Although Rutter’s experience is mostly in the classical world — orchestras, chamber music and opera — Rubenstein noted that the selection committee was more focused on finding a candidate with proven managerial skills than programming breadth.
“It’s very rare to find an individual who has years of programming experience in opera, ballet, symphonic music and theater, among other things,” he said. “We weren’t looking for a programming expert as much as someone who can run a large organization while focused on community outreach, fundraising and visibility.”
Still, the scope of the Kennedy Center is one of its largest challenges, with a $200 million budget and 2,000 performances each year. Kaiser, who is leaving to take his DeVos Institute of Arts Management to the University of Maryland, compares the position to that of “a portfolio manager.” Although the Kennedy Center has run a surplus in recent years, Rutter’s financial acumen will be a great asset to the center, he said.
“I always say that the Kennedy Center can afford to do anything we want, but we can’t do everything we want, so the president has to make difficult choices about what we will and won’t do each year,” he said.
Before she ran the Chicago Symphony, Rutter was executive director of the Seattle Symphony for 11 years, during which time she oversaw the building of that orchestra’s home, Benaroya Hall.

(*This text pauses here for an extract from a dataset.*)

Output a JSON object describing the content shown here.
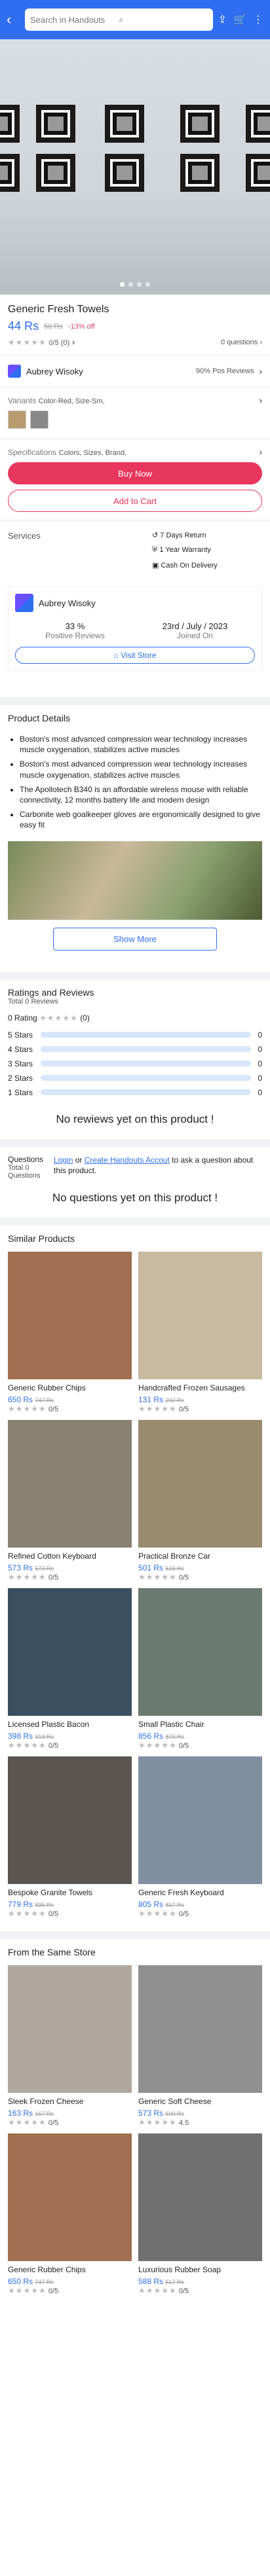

While the Kennedy Center has already raised $90 million for its expansion, it’s unclear whether the project will address a long-standing challenge: its somewhat inaccessible location. Rutter noted that geography can be an obstacle to engagement, but that other invisible barriers persist in the performing arts world.
“Even if you’re right in the middle of the city, people may not feel welcome,” Rutter said. “In Chicago, the Symphony Center is right on Michigan Avenue and has an El stop, but it took awhile for us to break open the door to make people feel comfortable. . . . Most of it comes from the approach you take, and it’s something that I’ll need to study. But we have to make sure there are no barriers to participation.”
Born in Pennsylvania, Rutter grew up near Los Angeles and is a graduate of Stanford University, where she received a degree in German studies. She received her MBA from the University of Southern California while working at the Los Angeles Philharmonic. A lifelong lover of music and the arts, she calls herself “a failed musician; I studied, but I never thought I was going to be a professional musician. It’s just something I wanted to do and be around all the time. I actually consider myself a professional arts consumer,” she said.
The Kennedy Center is also making history by choosing Rutter to be its first female president, putting her among a handful of women worldwide who are in charge of major performing arts centers. Previously, Marta Istomin served as artistic director at the Kennedy Center from 1980 to 1990 before the center chose its first president, Lawrence Wilker, in 1991.
Although Rutter has never lived in Washington, she’s no stranger to two of its most famous residents: Barack and Michelle Obama. She remembers introducing Barack Obama, whom she met in 2003 when he was an Illinois state senator, at an event in Chicago. Rubenstein said he informed the president and first lady of Rutter’s selection on Sunday at the Kennedy Center Honors ceremony. The Obamas were familiar with her work in Chicago and are “very pleased,” he said.
Anne Midgette contributed to this report.